Exceptions To Mendel's Laws
The seven traits that Mendel evaluated all assort independently, but not all sets of traits do. Independent assortment is true for the seven traits that Mendel evaluated, and holds generally true for traits (genes) found on non-homologous chromosomes. Any chromosome carries a collection of traits located on a long string of DNA, and the traits are therefore physically linked in a series or sequence. A non-homologous chromosome carries a unique collection of traits on a long string of DNA, that is different from the gene collection of an other non-homologue. Normal nonhomologous chromosomes are not attached to each other during meiosis, and move independently of one another, each carrying their own gene collection. Each chromosome, composed of a long string of DNA, carries a collection of genes, with each gene showing up in a particular form or type. Seven chromosomes reside within a pea gamete, and each of the traits Mendel chose to study lie on a different (non-homologous) chromosome.

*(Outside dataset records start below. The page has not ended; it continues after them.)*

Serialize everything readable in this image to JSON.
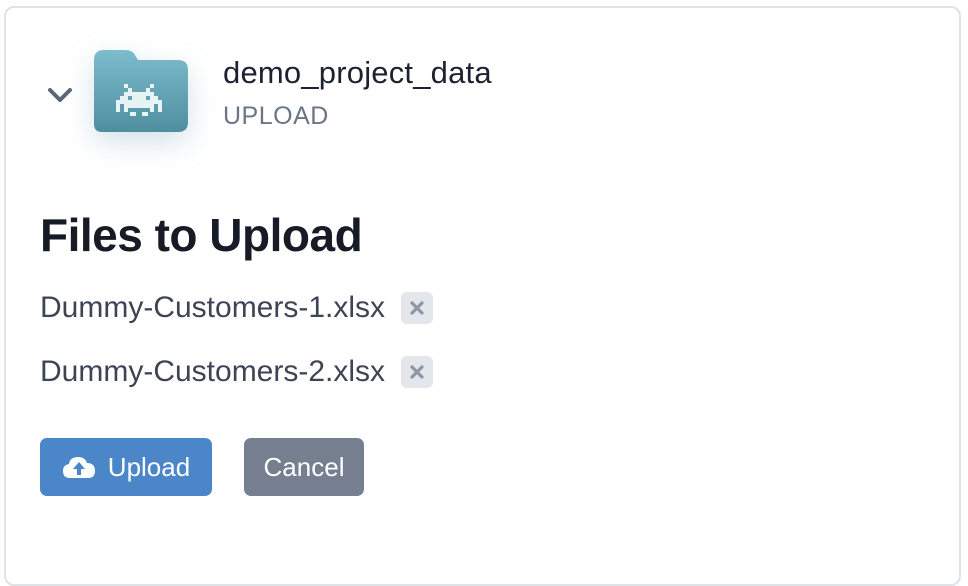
{
  "project": {
    "name": "demo_project_data",
    "mode_label": "UPLOAD",
    "folder_icon": "folder-space-invader-icon",
    "folder_color": "#5fa3b3"
  },
  "section": {
    "title": "Files to Upload"
  },
  "files": [
    {
      "name": "Dummy-Customers-1.xlsx",
      "remove_icon": "close-icon"
    },
    {
      "name": "Dummy-Customers-2.xlsx",
      "remove_icon": "close-icon"
    }
  ],
  "actions": {
    "upload_label": "Upload",
    "upload_icon": "cloud-upload-icon",
    "cancel_label": "Cancel",
    "upload_color": "#4a86c8",
    "cancel_color": "#757f8f"
  },
  "collapse_icon": "chevron-down-icon"
}
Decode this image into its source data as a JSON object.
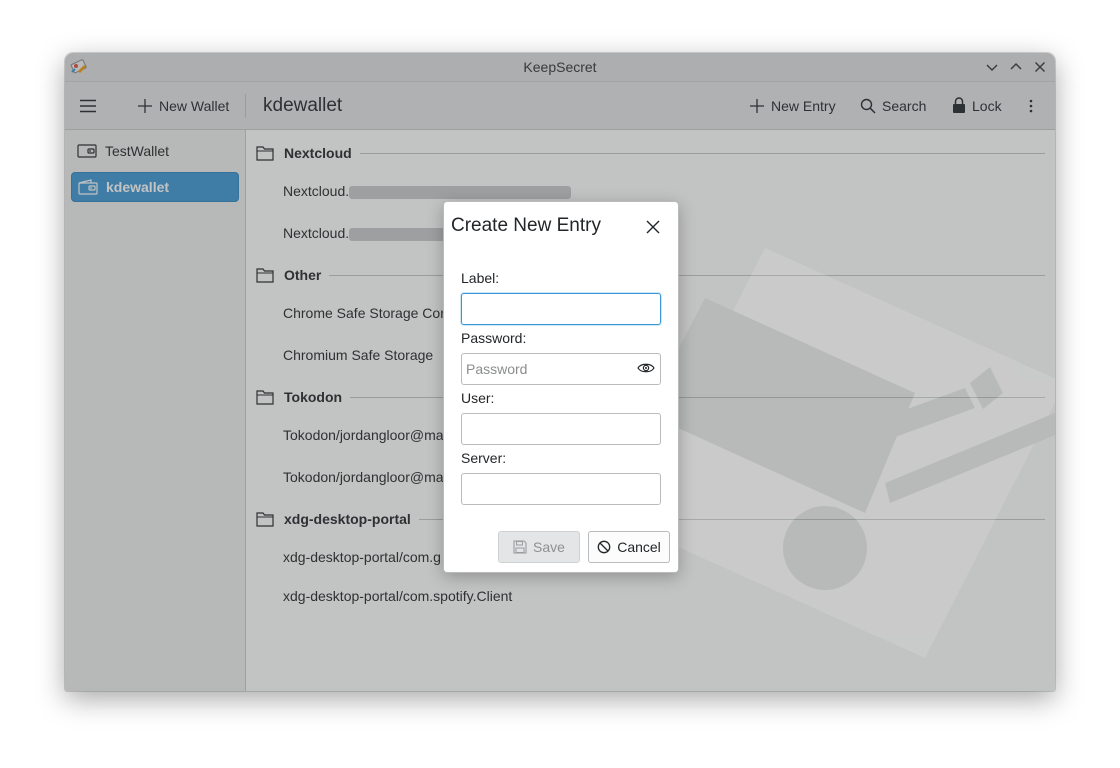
{
  "window": {
    "title": "KeepSecret"
  },
  "toolbar": {
    "new_wallet": "New Wallet",
    "page_title": "kdewallet",
    "new_entry": "New Entry",
    "search": "Search",
    "lock": "Lock"
  },
  "sidebar": {
    "items": [
      {
        "label": "TestWallet",
        "active": false
      },
      {
        "label": "kdewallet",
        "active": true
      }
    ]
  },
  "sections": [
    {
      "name": "Nextcloud",
      "entries": [
        "Nextcloud.",
        "Nextcloud."
      ]
    },
    {
      "name": "Other",
      "entries": [
        "Chrome Safe Storage Cont",
        "Chromium Safe Storage"
      ]
    },
    {
      "name": "Tokodon",
      "entries": [
        "Tokodon/jordangloor@ma",
        "Tokodon/jordangloor@ma"
      ]
    },
    {
      "name": "xdg-desktop-portal",
      "entries": [
        "xdg-desktop-portal/com.g",
        "xdg-desktop-portal/com.spotify.Client"
      ]
    }
  ],
  "dialog": {
    "title": "Create New Entry",
    "label_label": "Label:",
    "label_value": "",
    "password_label": "Password:",
    "password_placeholder": "Password",
    "user_label": "User:",
    "user_value": "",
    "server_label": "Server:",
    "server_value": "",
    "save": "Save",
    "cancel": "Cancel"
  },
  "colors": {
    "accent": "#3d97d6",
    "window_bg": "#eff0f1",
    "overlay": "#46484a"
  }
}
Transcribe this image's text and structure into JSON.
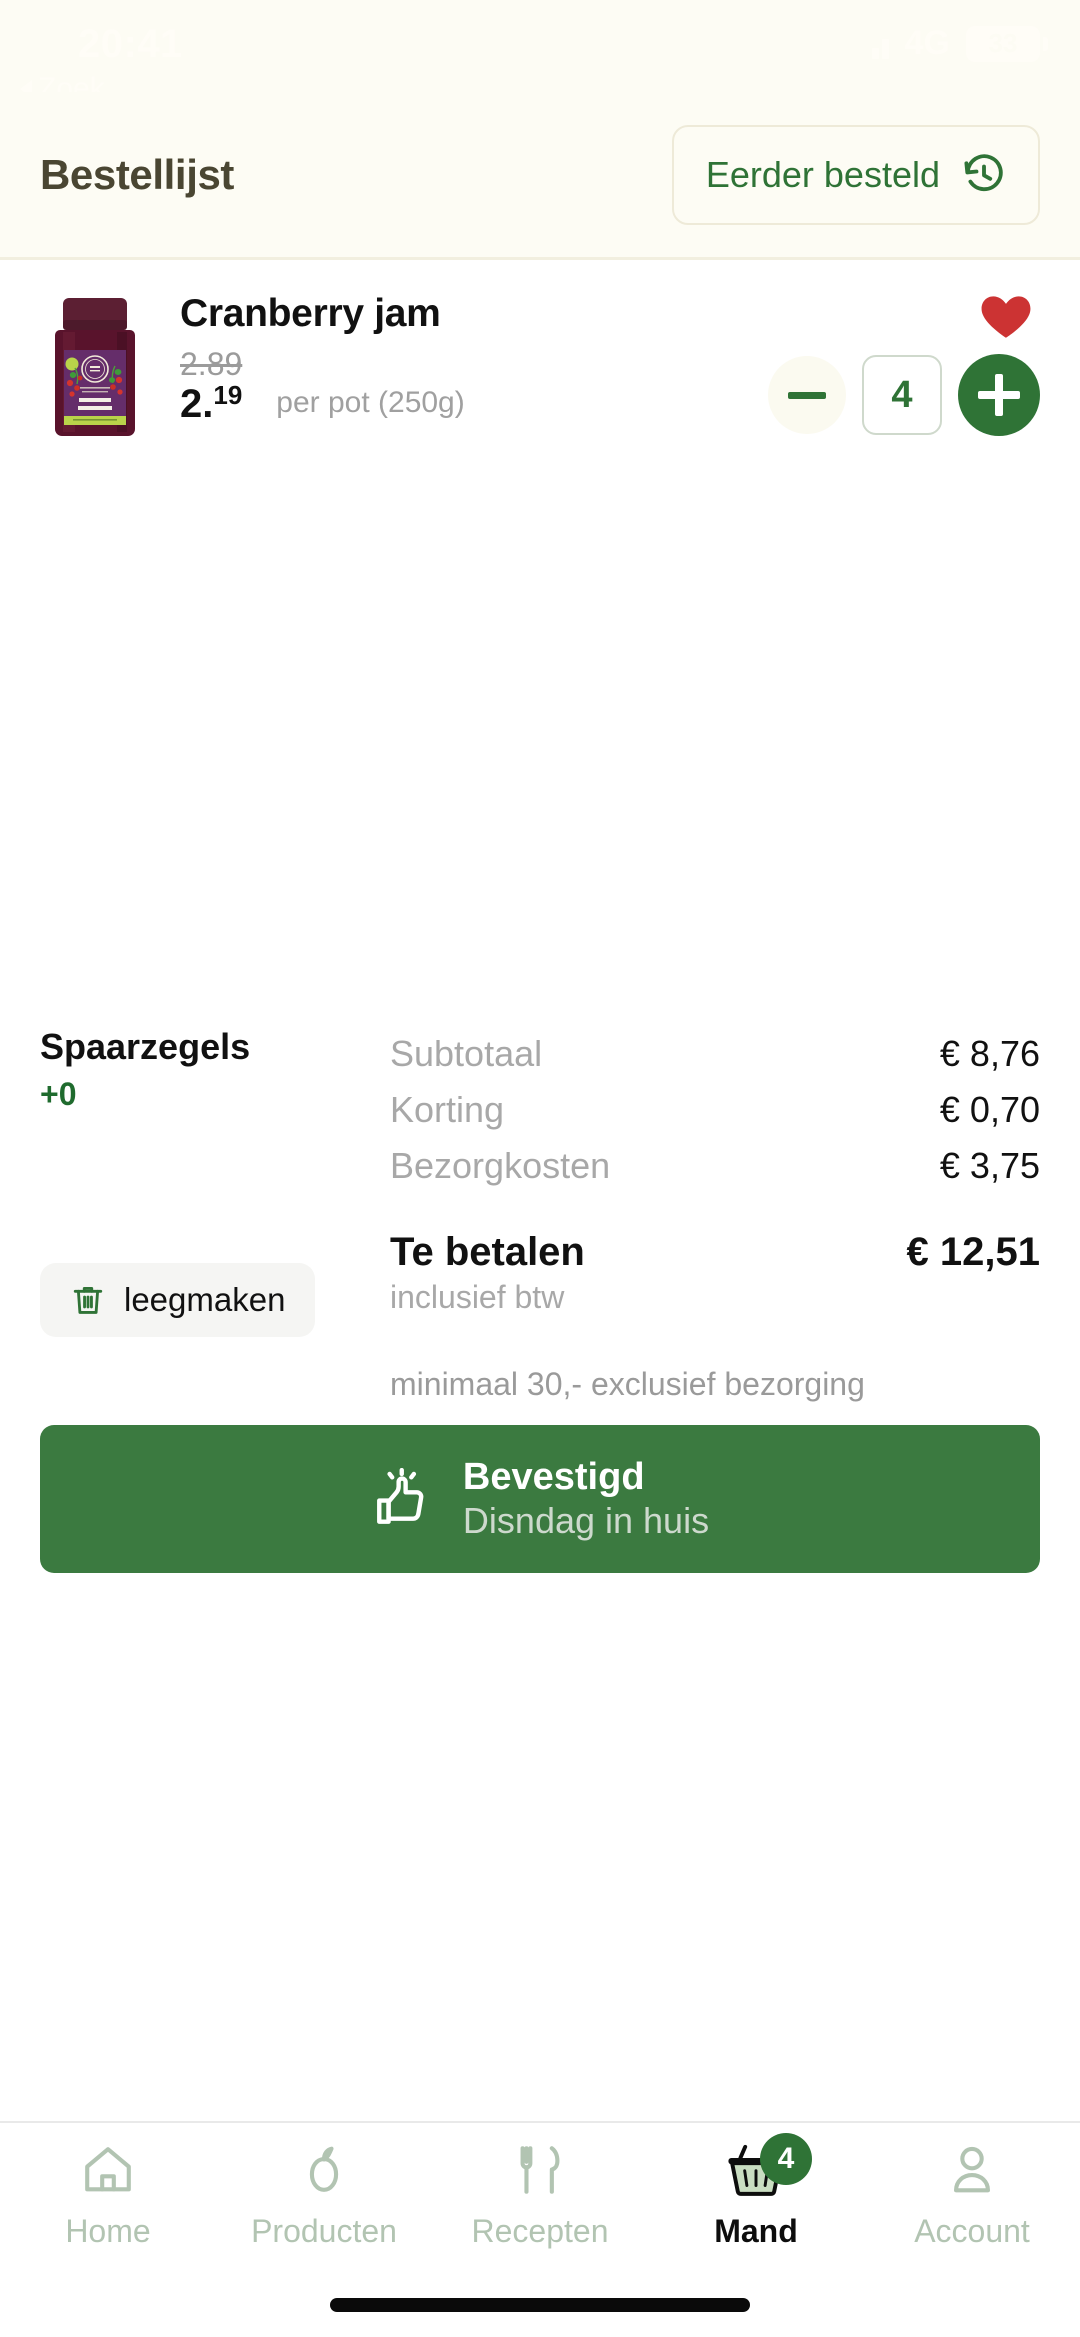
{
  "statusbar": {
    "time": "20:41",
    "back_label": "Zoek",
    "network": "4G",
    "battery": "33",
    "signal_icon": "signal-bars-icon",
    "battery_icon": "battery-icon"
  },
  "header": {
    "title": "Bestellijst",
    "prev_ordered_label": "Eerder besteld",
    "prev_ordered_icon": "history-icon",
    "background_color": "#fdfcf4",
    "accent_color": "#2f7336"
  },
  "product": {
    "name": "Cranberry jam",
    "old_price": "2.89",
    "price_whole": "2.",
    "price_cents": "19",
    "unit": "per pot (250g)",
    "quantity": "4",
    "favorite_icon": "heart-icon",
    "favorite_color": "#cc3333",
    "minus_icon": "minus-icon",
    "plus_icon": "plus-icon",
    "image_alt": "cranberry-jam-jar"
  },
  "summary": {
    "stamps_label": "Spaarzegels",
    "stamps_value": "+0",
    "empty_label": "leegmaken",
    "empty_icon": "trash-icon",
    "rows": [
      {
        "label": "Subtotaal",
        "value": "€ 8,76"
      },
      {
        "label": "Korting",
        "value": "€ 0,70"
      },
      {
        "label": "Bezorgkosten",
        "value": "€ 3,75"
      }
    ],
    "total_label": "Te betalen",
    "total_value": "€ 12,51",
    "vat_note": "inclusief btw",
    "minimum_note": "minimaal 30,- exclusief bezorging"
  },
  "confirm": {
    "main": "Bevestigd",
    "sub": "Disndag in huis",
    "icon": "thumbs-up-icon",
    "color": "#3b7a40"
  },
  "bottomnav": {
    "items": [
      {
        "label": "Home",
        "icon": "home-icon",
        "active": false
      },
      {
        "label": "Producten",
        "icon": "pear-icon",
        "active": false
      },
      {
        "label": "Recepten",
        "icon": "fork-knife-icon",
        "active": false
      },
      {
        "label": "Mand",
        "icon": "basket-icon",
        "active": true,
        "badge": "4"
      },
      {
        "label": "Account",
        "icon": "person-icon",
        "active": false
      }
    ]
  }
}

Independent assortment is not true for the collection of traits that are located on a homologous chromosome. In eukaryotes, homologues come in pairs, one donated from each parent. Two homologous chromosomes carry the same collection of genes, but each gene can be represented by a different allele on the two homologues (a heterozygous individual). A gamete will receive one of those homologues, but not both. Genes or alleles that travel together on a chromosome do not show independent assortment, because they do not move independently of each other into a gamete.
Punnett and William Bateson (1861-1926), an English biologist, published the first report of gene linkage in peas. A comparison between the ratios at which certain genes were inherited and the expected Mendelian ratios showed that the traits did not assort independently.
Sometimes two traits on non-homologous chromosomes affect each other's phenotypic expression. Purple flowers, for example, occur only with the presence of at least one dominant allele from two different genes. Off-spring of two parents who are heterozygotes for both genes produce flowers that are purple or white at a ratio of nine to seven. The genotypes of the purple offspring are either aaB-or A-bb. (A dash indicates that the individual could have either a dominant or a recessive allele.)
Incomplete dominance occurs when a heterozygote has a unique phenotype. Pink flowers, for example, result when one parent is homozygous white and the other homozygous red. Neither allele hides the other, and their appearance together creates a unique intermediate phenotype.
Alleles are said to be codominant when heterozygotes express both alleles but neither affects the other's character. Individuals who have the allele for blood type A and the allele for blood type B, for example, have the characteristics of both blood types and are referred to as being of blood type AB.
Modern studies of genetic diseases use Mendel's ratios to determine whether or not genes are linked to certain chromosomes. Family histories are converted into pedigrees to help understand inheritance patterns. A disease might skip generations as expected of recessive alleles, or be linked to other traits. Deafness, white hair, and blue eyes are linked in cats, for example. A disease's symptoms might also become more severe with successive generations, as is the case with some dominant alleles.
Mendelian genetics and molecular biology together can elucidate the function of genes that are critical for development and life, in both experimental animals and human beings. Understanding of genetic processes can help to cure diseases.
Susanne D. Dyby
Mendel, Gregor. Trans. C. T. Druery, and William Bateson. "Experiments in Plant Hybridization." (1866). MendelWeb. http://www.netspace.org/MendelWeb>.